Stack Overflow is a community of 4.7 million programmers, just like you, helping each other.

Join them; it only takes a minute:

Sign up
Join the Stack Overflow community to:
  1. Ask programming questions
  2. Answer and help your peers
  3. Get recognized for your expertise

This question already has an answer here:

I'm trying to use the charts4j api and one of the constructors has this:

public static Data newData(List<? extends Number> data)

It looks like some form of generics to me, but I've never seen this notation before and I don't understand it.

share|improve this question

marked as duplicate by Paul Bellora, Richard Sitze, khr055, Łukasz Niemier, reto Jul 26 '13 at 22:32

This question has been asked before and already has an answer. If those answers do not fully address your question, please ask a new question.

@Down voter what did I do wrong? – free_mind Jul 26 '13 at 19:55
I downvoted the question because it doesn't show research effort. I googled "java question mark extends" and immediately found prior SO questions as well as the Java Tutorials Generics article on wildcards. – Paul Bellora Jul 26 '13 at 20:09
@paulbellora I respect your down vote but please don't jump to conclusions. No where did I say I didn't search, but that I didn't understand. – free_mind Jul 26 '13 at 21:51
@code4me I believe you but the question doesn't show research effort. For the future, make sure to cite and link to resources that you've already read and explain why they haven't helped or what about them you didn't understand. – Paul Bellora Jul 26 '13 at 22:34
up vote 3 down vote accepted

This is an upper-bounded wildcard: ? extends Number.

It means that data can be a list of anything that is Number or a subclass, such as List<Number>, List<Integer>, List<Double>, etc.

Generics in Java are not covariant, so a List<Double> is not a List<Number>. Here, a parameter of type List<? extends Number> allows List<Double> as well as List<Number>, but a parameter of type List<Number> does not allow List<Double>.

As for the List part, it could be anything that implements List, such as LinkedList<Integer> or ArrayList<Double>.

share|improve this answer
Thank you for the very clear and concise answer! – free_mind Jul 26 '13 at 17:42
if you explain why to use ? extends Number instead of List<Number> it would be great :) – nachokk Jul 26 '13 at 18:56
@nachokk I added more about why ? extends Number works better here. – rgettman Jul 26 '13 at 19:10
public static Data newData(List<? extends Number> data)

This defines a method that receives a collection implementing the List interface (ArrayList, for example), that contains any subclass of the Number class (even the Number class itself).

Indeed, this concept is related to generics and it's called an Upper Bounded Wildcard.
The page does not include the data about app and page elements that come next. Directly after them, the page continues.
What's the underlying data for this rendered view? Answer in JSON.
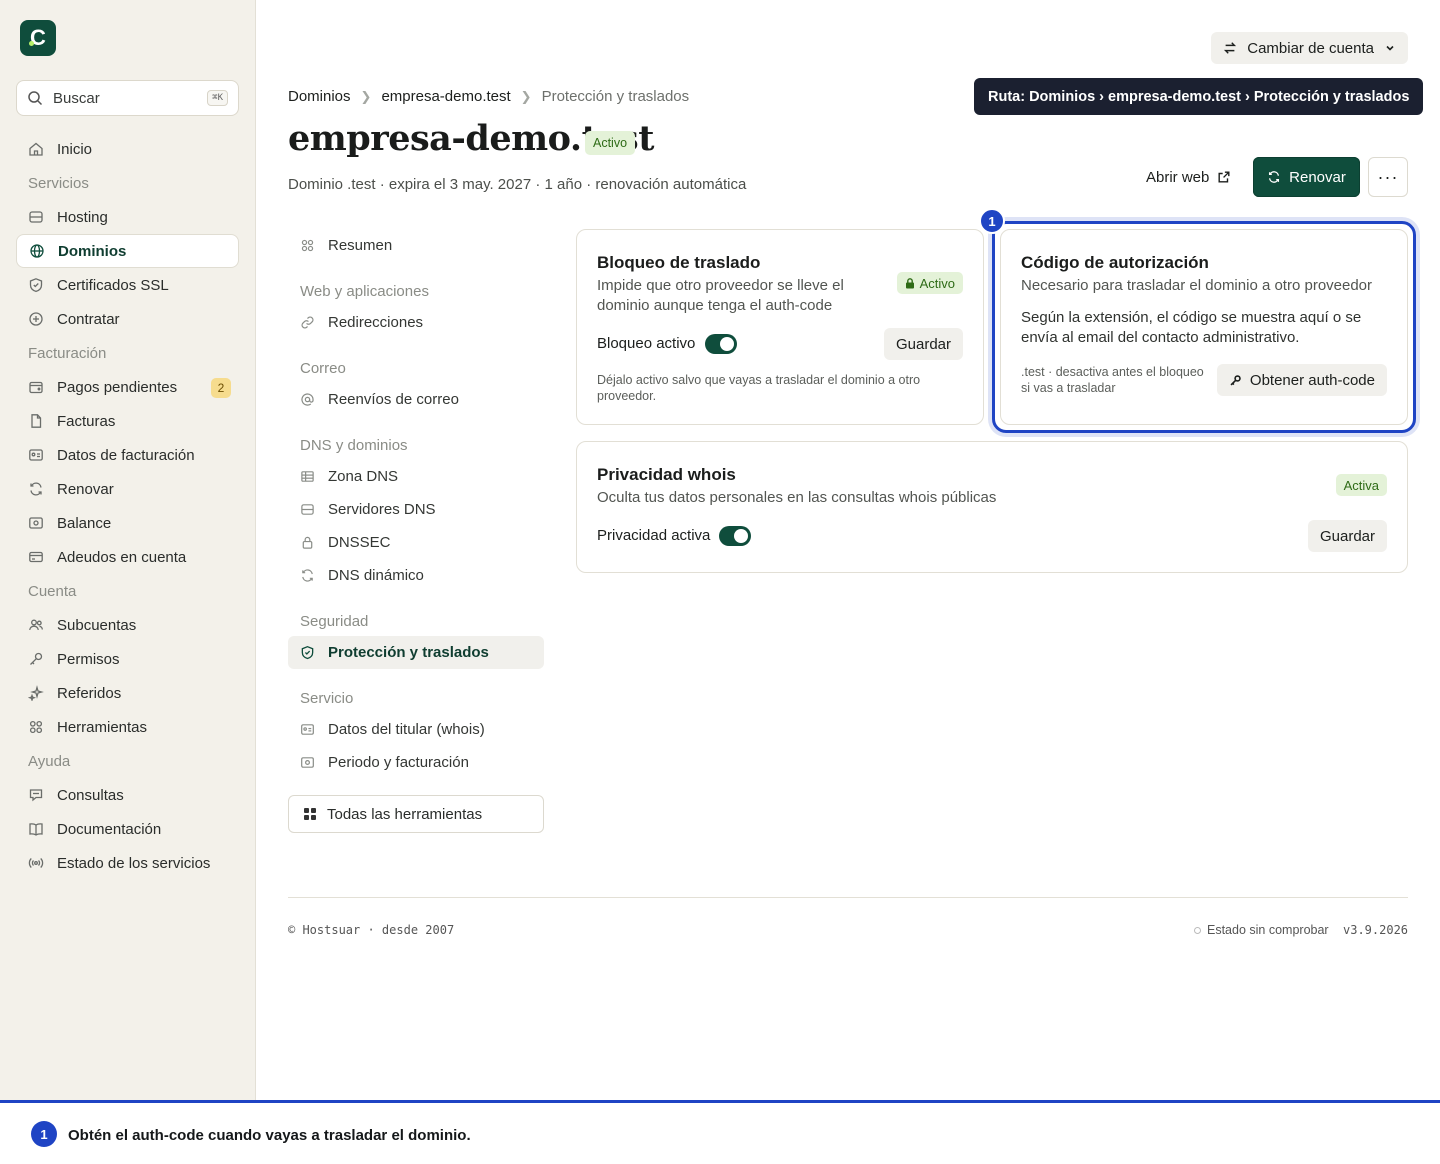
{
  "sidebar": {
    "logo_letter": "C",
    "search": {
      "placeholder": "Buscar",
      "shortcut": "⌘K"
    },
    "items": [
      {
        "label": "Inicio",
        "icon": "home-icon"
      },
      {
        "group": "Servicios"
      },
      {
        "label": "Hosting",
        "icon": "server-icon"
      },
      {
        "label": "Dominios",
        "icon": "globe-icon",
        "active": true
      },
      {
        "label": "Certificados SSL",
        "icon": "shield-icon"
      },
      {
        "label": "Contratar",
        "icon": "plus-circle-icon"
      },
      {
        "group": "Facturación"
      },
      {
        "label": "Pagos pendientes",
        "icon": "wallet-icon",
        "badge": "2"
      },
      {
        "label": "Facturas",
        "icon": "file-icon"
      },
      {
        "label": "Datos de facturación",
        "icon": "id-card-icon"
      },
      {
        "label": "Renovar",
        "icon": "refresh-icon"
      },
      {
        "label": "Balance",
        "icon": "banknote-icon"
      },
      {
        "label": "Adeudos en cuenta",
        "icon": "credit-card-icon"
      },
      {
        "group": "Cuenta"
      },
      {
        "label": "Subcuentas",
        "icon": "users-icon"
      },
      {
        "label": "Permisos",
        "icon": "key-icon"
      },
      {
        "label": "Referidos",
        "icon": "sparkles-icon"
      },
      {
        "label": "Herramientas",
        "icon": "grid-icon"
      },
      {
        "group": "Ayuda"
      },
      {
        "label": "Consultas",
        "icon": "chat-icon"
      },
      {
        "label": "Documentación",
        "icon": "book-icon"
      },
      {
        "label": "Estado de los servicios",
        "icon": "broadcast-icon"
      }
    ]
  },
  "topbar": {
    "switch_account": "Cambiar de cuenta",
    "tooltip": "Ruta: Dominios › empresa-demo.test › Protección y traslados"
  },
  "breadcrumb": [
    "Dominios",
    "empresa-demo.test",
    "Protección y traslados"
  ],
  "header": {
    "title": "empresa-demo.test",
    "status": "Activo",
    "subtitle": "Dominio .test · expira el 3 may. 2027 · 1 año · renovación automática",
    "open_web": "Abrir web",
    "renew": "Renovar",
    "more": "···"
  },
  "subnav": {
    "items": [
      {
        "label": "Resumen",
        "icon": "grid-icon"
      },
      {
        "group": "Web y aplicaciones"
      },
      {
        "label": "Redirecciones",
        "icon": "link-icon"
      },
      {
        "group": "Correo"
      },
      {
        "label": "Reenvíos de correo",
        "icon": "at-icon"
      },
      {
        "group": "DNS y dominios"
      },
      {
        "label": "Zona DNS",
        "icon": "table-icon"
      },
      {
        "label": "Servidores DNS",
        "icon": "server-icon"
      },
      {
        "label": "DNSSEC",
        "icon": "lock-icon"
      },
      {
        "label": "DNS dinámico",
        "icon": "refresh-icon"
      },
      {
        "group": "Seguridad"
      },
      {
        "label": "Protección y traslados",
        "icon": "shield-icon",
        "active": true
      },
      {
        "group": "Servicio"
      },
      {
        "label": "Datos del titular (whois)",
        "icon": "id-card-icon"
      },
      {
        "label": "Periodo y facturación",
        "icon": "banknote-icon"
      }
    ],
    "all_tools": "Todas las herramientas"
  },
  "cards": {
    "lock": {
      "title": "Bloqueo de traslado",
      "desc": "Impide que otro proveedor se lleve el dominio aunque tenga el auth-code",
      "badge": "Activo",
      "toggle_label": "Bloqueo activo",
      "toggle_on": true,
      "save": "Guardar",
      "note": "Déjalo activo salvo que vayas a trasladar el dominio a otro proveedor."
    },
    "auth": {
      "title": "Código de autorización",
      "desc": "Necesario para trasladar el dominio a otro proveedor",
      "body": "Según la extensión, el código se muestra aquí o se envía al email del contacto administrativo.",
      "note": ".test · desactiva antes el bloqueo si vas a trasladar",
      "button": "Obtener auth-code"
    },
    "privacy": {
      "title": "Privacidad whois",
      "desc": "Oculta tus datos personales en las consultas whois públicas",
      "badge": "Activa",
      "toggle_label": "Privacidad activa",
      "toggle_on": true,
      "save": "Guardar"
    }
  },
  "footer": {
    "copyright": "© Hostsuar · desde 2007",
    "status": "Estado sin comprobar",
    "version": "v3.9.2026"
  },
  "annotation": {
    "number": "1",
    "text": "Obtén el auth-code cuando vayas a trasladar el dominio."
  },
  "colors": {
    "brand": "#0f4d3c",
    "highlight": "#1f44c4",
    "sidebar_bg": "#f3f1ea",
    "badge_green_bg": "#e4f2d8",
    "badge_amber_bg": "#f6dc8e"
  }
}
Long story short: It allows you to write a method without a specific type restriction, but a hierarchy restriction instead.

share|improve this answer
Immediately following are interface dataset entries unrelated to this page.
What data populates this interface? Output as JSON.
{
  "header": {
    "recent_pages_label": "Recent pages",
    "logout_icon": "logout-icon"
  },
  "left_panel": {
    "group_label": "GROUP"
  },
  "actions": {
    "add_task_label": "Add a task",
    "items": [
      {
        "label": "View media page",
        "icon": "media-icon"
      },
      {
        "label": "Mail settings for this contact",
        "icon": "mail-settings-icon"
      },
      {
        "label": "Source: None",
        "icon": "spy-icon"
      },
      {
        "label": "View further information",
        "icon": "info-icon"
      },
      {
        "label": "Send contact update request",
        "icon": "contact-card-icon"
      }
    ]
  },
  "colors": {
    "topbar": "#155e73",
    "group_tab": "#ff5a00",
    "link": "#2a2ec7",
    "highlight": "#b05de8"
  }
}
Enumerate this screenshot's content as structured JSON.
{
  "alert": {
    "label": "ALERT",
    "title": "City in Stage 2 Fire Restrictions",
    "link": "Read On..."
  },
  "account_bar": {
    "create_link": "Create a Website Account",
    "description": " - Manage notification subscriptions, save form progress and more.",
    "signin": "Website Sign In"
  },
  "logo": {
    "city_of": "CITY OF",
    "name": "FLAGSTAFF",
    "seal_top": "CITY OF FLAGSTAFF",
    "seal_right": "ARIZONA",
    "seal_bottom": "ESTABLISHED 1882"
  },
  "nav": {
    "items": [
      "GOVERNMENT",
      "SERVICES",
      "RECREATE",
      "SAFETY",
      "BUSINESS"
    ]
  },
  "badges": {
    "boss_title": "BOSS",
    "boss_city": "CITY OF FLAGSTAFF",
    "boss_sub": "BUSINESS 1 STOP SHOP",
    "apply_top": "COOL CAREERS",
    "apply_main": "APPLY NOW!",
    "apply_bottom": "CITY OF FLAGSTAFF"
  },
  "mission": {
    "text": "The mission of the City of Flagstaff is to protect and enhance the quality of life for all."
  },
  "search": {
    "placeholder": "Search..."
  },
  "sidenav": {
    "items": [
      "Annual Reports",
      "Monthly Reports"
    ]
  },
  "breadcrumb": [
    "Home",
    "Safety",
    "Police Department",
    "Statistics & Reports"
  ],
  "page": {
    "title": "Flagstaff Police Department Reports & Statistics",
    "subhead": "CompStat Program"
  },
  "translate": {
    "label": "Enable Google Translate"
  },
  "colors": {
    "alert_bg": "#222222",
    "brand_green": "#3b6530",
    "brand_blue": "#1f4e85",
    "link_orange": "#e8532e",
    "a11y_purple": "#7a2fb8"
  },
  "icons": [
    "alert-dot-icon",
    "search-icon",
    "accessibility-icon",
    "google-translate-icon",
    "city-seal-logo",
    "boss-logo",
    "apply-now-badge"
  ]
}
Yes it is wildcard in generics. It means the method will accept any List of type of class that extends Number.

Example: List<Integer>, List<Double>

share|improve this answer
<T extends SomeClass>

is used when the actual parameter can be some class or any sub class of it. So in your case:

public static Data newData(List<? extends Number> data)

your method can accept a list of any class that is of type Number.

To learn more about Java generics refer:

share|improve this answer

It is a generic type. It means that the data parameter is a List of any class that extends Number. i.e. If you have a custom class:

public class Nomber extends number {

it will take a List<Nomber> as a variable.

share|improve this answer

It means that the data list can only add a object of Number type or SubNumber type as Double, Integer...

share|improve this answer

Not the answer you're looking for? Browse other questions tagged or ask your own question.